▶ **About this task**
Write out every entry once more, character for character.

▶ **Supplied records**
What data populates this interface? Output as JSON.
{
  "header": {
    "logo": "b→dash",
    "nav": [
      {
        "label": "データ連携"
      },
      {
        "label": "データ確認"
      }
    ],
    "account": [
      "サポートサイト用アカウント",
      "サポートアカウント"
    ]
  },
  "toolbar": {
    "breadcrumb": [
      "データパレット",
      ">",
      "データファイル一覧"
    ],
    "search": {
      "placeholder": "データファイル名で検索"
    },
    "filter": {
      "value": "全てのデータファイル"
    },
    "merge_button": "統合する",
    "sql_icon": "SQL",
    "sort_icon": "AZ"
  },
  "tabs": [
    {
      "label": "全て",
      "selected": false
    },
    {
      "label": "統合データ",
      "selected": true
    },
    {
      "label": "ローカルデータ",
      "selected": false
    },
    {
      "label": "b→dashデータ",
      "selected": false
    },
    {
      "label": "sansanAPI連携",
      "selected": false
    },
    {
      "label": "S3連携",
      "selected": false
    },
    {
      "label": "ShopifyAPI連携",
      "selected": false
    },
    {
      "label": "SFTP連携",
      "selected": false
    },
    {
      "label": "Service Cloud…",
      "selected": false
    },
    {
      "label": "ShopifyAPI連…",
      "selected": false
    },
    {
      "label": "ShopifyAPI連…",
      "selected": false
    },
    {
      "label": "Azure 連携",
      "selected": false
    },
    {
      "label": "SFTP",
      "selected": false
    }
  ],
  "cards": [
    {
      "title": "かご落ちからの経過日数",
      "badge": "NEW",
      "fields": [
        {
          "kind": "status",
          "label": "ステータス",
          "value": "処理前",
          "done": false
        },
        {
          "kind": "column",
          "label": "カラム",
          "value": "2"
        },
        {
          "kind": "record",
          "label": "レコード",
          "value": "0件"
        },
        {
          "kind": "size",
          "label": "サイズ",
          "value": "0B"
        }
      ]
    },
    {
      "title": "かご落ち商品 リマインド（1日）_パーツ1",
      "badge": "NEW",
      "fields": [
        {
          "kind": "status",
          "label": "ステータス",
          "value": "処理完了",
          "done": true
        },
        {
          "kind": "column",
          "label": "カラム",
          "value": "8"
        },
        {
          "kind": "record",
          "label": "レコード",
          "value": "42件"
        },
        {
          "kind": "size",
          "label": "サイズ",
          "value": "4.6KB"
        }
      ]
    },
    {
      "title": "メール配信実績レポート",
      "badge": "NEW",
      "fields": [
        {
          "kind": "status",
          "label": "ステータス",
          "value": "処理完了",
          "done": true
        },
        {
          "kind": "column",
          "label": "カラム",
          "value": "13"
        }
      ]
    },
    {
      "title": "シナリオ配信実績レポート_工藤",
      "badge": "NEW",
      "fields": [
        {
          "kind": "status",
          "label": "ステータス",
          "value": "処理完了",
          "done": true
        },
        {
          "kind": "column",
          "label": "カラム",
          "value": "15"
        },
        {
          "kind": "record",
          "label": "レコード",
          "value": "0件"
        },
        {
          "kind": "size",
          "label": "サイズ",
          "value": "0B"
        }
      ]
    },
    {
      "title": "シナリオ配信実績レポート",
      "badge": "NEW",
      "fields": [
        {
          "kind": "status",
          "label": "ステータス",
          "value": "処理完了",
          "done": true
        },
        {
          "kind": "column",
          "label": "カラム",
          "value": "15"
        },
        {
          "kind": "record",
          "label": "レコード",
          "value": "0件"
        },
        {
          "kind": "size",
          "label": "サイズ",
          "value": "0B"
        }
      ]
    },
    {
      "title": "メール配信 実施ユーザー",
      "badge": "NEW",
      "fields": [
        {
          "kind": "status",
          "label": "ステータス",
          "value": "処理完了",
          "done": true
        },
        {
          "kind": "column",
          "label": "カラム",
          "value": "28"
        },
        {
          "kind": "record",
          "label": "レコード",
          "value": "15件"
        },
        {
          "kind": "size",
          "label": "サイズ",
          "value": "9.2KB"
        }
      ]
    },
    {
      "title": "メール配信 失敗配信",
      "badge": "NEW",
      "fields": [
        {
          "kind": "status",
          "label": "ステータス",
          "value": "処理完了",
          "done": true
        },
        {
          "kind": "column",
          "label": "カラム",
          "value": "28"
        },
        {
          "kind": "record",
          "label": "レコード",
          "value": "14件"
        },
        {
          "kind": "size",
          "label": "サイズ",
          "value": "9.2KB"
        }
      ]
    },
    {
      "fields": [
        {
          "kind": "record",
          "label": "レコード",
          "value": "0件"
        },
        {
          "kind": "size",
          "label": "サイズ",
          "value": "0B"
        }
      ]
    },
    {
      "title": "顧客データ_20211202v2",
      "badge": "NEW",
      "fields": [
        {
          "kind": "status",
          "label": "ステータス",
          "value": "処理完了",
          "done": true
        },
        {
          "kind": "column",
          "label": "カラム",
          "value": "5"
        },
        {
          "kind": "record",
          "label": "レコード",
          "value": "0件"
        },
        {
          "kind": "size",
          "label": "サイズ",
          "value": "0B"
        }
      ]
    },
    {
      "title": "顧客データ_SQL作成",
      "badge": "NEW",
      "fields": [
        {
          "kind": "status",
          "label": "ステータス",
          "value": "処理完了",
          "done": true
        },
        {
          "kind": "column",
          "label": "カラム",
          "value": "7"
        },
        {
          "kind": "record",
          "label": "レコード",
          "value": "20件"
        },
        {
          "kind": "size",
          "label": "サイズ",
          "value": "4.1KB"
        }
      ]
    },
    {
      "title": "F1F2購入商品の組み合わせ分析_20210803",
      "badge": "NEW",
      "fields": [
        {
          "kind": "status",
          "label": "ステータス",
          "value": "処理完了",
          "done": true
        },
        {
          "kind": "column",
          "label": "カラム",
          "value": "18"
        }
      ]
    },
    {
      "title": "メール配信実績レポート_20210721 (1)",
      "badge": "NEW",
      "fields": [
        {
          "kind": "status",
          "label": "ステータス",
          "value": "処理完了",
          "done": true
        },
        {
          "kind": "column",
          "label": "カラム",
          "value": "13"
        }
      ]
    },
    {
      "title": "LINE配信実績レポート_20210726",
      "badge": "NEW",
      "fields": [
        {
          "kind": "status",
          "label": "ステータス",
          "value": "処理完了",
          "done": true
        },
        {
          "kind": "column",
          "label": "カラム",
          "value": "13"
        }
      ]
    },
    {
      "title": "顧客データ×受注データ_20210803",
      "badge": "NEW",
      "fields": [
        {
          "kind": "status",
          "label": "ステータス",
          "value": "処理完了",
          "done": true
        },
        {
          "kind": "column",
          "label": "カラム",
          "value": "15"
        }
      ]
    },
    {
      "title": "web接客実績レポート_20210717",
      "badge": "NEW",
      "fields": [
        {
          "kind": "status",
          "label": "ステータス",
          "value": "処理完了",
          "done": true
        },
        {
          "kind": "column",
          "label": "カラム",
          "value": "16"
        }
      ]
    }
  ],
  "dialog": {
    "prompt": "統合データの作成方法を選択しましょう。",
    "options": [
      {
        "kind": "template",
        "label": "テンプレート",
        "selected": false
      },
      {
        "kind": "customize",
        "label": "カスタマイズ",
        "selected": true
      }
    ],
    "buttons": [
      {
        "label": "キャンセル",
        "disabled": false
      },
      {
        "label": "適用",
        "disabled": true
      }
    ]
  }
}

▶ **Written solution**
What data populates this interface? Output as JSON.
{
  "header": {
    "logo": "b→dash",
    "nav": [
      {
        "label": "データ連携"
      },
      {
        "label": "データ確認"
      }
    ],
    "account": [
      "サポートサイト用アカウント",
      "サポートアカウント"
    ]
  },
  "toolbar": {
    "breadcrumb": [
      "データパレット",
      ">",
      "データファイル一覧"
    ],
    "search": {
      "placeholder": "データファイル名で検索"
    },
    "filter": {
      "value": "全てのデータファイル"
    },
    "merge_button": "統合する",
    "sql_icon": "SQL",
    "sort_icon": "AZ"
  },
  "tabs": [
    {
      "label": "全て",
      "selected": false
    },
    {
      "label": "統合データ",
      "selected": true
    },
    {
      "label": "ローカルデータ",
      "selected": false
    },
    {
      "label": "b→dashデータ",
      "selected": false
    },
    {
      "label": "sansanAPI連携",
      "selected": false
    },
    {
      "label": "S3連携",
      "selected": false
    },
    {
      "label": "ShopifyAPI連携",
      "selected": false
    },
    {
      "label": "SFTP連携",
      "selected": false
    },
    {
      "label": "Service Cloud…",
      "selected": false
    },
    {
      "label": "ShopifyAPI連…",
      "selected": false
    },
    {
      "label": "ShopifyAPI連…",
      "selected": false
    },
    {
      "label": "Azure 連携",
      "selected": false
    },
    {
      "label": "SFTP",
      "selected": false
    }
  ],
  "cards": [
    {
      "title": "かご落ちからの経過日数",
      "badge": "NEW",
      "fields": [
        {
          "kind": "status",
          "label": "ステータス",
          "value": "処理前",
          "done": false
        },
        {
          "kind": "column",
          "label": "カラム",
          "value": "2"
        },
        {
          "kind": "record",
          "label": "レコード",
          "value": "0件"
        },
        {
          "kind": "size",
          "label": "サイズ",
          "value": "0B"
        }
      ]
    },
    {
      "title": "かご落ち商品 リマインド（1日）_パーツ1",
      "badge": "NEW",
      "fields": [
        {
          "kind": "status",
          "label": "ステータス",
          "value": "処理完了",
          "done": true
        },
        {
          "kind": "column",
          "label": "カラム",
          "value": "8"
        },
        {
          "kind": "record",
          "label": "レコード",
          "value": "42件"
        },
        {
          "kind": "size",
          "label": "サイズ",
          "value": "4.6KB"
        }
      ]
    },
    {
      "title": "メール配信実績レポート",
      "badge": "NEW",
      "fields": [
        {
          "kind": "status",
          "label": "ステータス",
          "value": "処理完了",
          "done": true
        },
        {
          "kind": "column",
          "label": "カラム",
          "value": "13"
        }
      ]
    },
    {
      "title": "シナリオ配信実績レポート_工藤",
      "badge": "NEW",
      "fields": [
        {
          "kind": "status",
          "label": "ステータス",
          "value": "処理完了",
          "done": true
        },
        {
          "kind": "column",
          "label": "カラム",
          "value": "15"
        },
        {
          "kind": "record",
          "label": "レコード",
          "value": "0件"
        },
        {
          "kind": "size",
          "label": "サイズ",
          "value": "0B"
        }
      ]
    },
    {
      "title": "シナリオ配信実績レポート",
      "badge": "NEW",
      "fields": [
        {
          "kind": "status",
          "label": "ステータス",
          "value": "処理完了",
          "done": true
        },
        {
          "kind": "column",
          "label": "カラム",
          "value": "15"
        },
        {
          "kind": "record",
          "label": "レコード",
          "value": "0件"
        },
        {
          "kind": "size",
          "label": "サイズ",
          "value": "0B"
        }
      ]
    },
    {
      "title": "メール配信 実施ユーザー",
      "badge": "NEW",
      "fields": [
        {
          "kind": "status",
          "label": "ステータス",
          "value": "処理完了",
          "done": true
        },
        {
          "kind": "column",
          "label": "カラム",
          "value": "28"
        },
        {
          "kind": "record",
          "label": "レコード",
          "value": "15件"
        },
        {
          "kind": "size",
          "label": "サイズ",
          "value": "9.2KB"
        }
      ]
    },
    {
      "title": "メール配信 失敗配信",
      "badge": "NEW",
      "fields": [
        {
          "kind": "status",
          "label": "ステータス",
          "value": "処理完了",
          "done": true
        },
        {
          "kind": "column",
          "label": "カラム",
          "value": "28"
        },
        {
          "kind": "record",
          "label": "レコード",
          "value": "14件"
        },
        {
          "kind": "size",
          "label": "サイズ",
          "value": "9.2KB"
        }
      ]
    },
    {
      "fields": [
        {
          "kind": "record",
          "label": "レコード",
          "value": "0件"
        },
        {
          "kind": "size",
          "label": "サイズ",
          "value": "0B"
        }
      ]
    },
    {
      "title": "顧客データ_20211202v2",
      "badge": "NEW",
      "fields": [
        {
          "kind": "status",
          "label": "ステータス",
          "value": "処理完了",
          "done": true
        },
        {
          "kind": "column",
          "label": "カラム",
          "value": "5"
        },
        {
          "kind": "record",
          "label": "レコード",
          "value": "0件"
        },
        {
          "kind": "size",
          "label": "サイズ",
          "value": "0B"
        }
      ]
    },
    {
      "title": "顧客データ_SQL作成",
      "badge": "NEW",
      "fields": [
        {
          "kind": "status",
          "label": "ステータス",
          "value": "処理完了",
          "done": true
        },
        {
          "kind": "column",
          "label": "カラム",
          "value": "7"
        },
        {
          "kind": "record",
          "label": "レコード",
          "value": "20件"
        },
        {
          "kind": "size",
          "label": "サイズ",
          "value": "4.1KB"
        }
      ]
    },
    {
      "title": "F1F2購入商品の組み合わせ分析_20210803",
      "badge": "NEW",
      "fields": [
        {
          "kind": "status",
          "label": "ステータス",
          "value": "処理完了",
          "done": true
        },
        {
          "kind": "column",
          "label": "カラム",
          "value": "18"
        }
      ]
    },
    {
      "title": "メール配信実績レポート_20210721 (1)",
      "badge": "NEW",
      "fields": [
        {
          "kind": "status",
          "label": "ステータス",
          "value": "処理完了",
          "done": true
        },
        {
          "kind": "column",
          "label": "カラム",
          "value": "13"
        }
      ]
    },
    {
      "title": "LINE配信実績レポート_20210726",
      "badge": "NEW",
      "fields": [
        {
          "kind": "status",
          "label": "ステータス",
          "value": "処理完了",
          "done": true
        },
        {
          "kind": "column",
          "label": "カラム",
          "value": "13"
        }
      ]
    },
    {
      "title": "顧客データ×受注データ_20210803",
      "badge": "NEW",
      "fields": [
        {
          "kind": "status",
          "label": "ステータス",
          "value": "処理完了",
          "done": true
        },
        {
          "kind": "column",
          "label": "カラム",
          "value": "15"
        }
      ]
    },
    {
      "title": "web接客実績レポート_20210717",
      "badge": "NEW",
      "fields": [
        {
          "kind": "status",
          "label": "ステータス",
          "value": "処理完了",
          "done": true
        },
        {
          "kind": "column",
          "label": "カラム",
          "value": "16"
        }
      ]
    }
  ],
  "dialog": {
    "prompt": "統合データの作成方法を選択しましょう。",
    "options": [
      {
        "kind": "template",
        "label": "テンプレート",
        "selected": false
      },
      {
        "kind": "customize",
        "label": "カスタマイズ",
        "selected": true
      }
    ],
    "buttons": [
      {
        "label": "キャンセル",
        "disabled": false
      },
      {
        "label": "適用",
        "disabled": true
      }
    ]
  }
}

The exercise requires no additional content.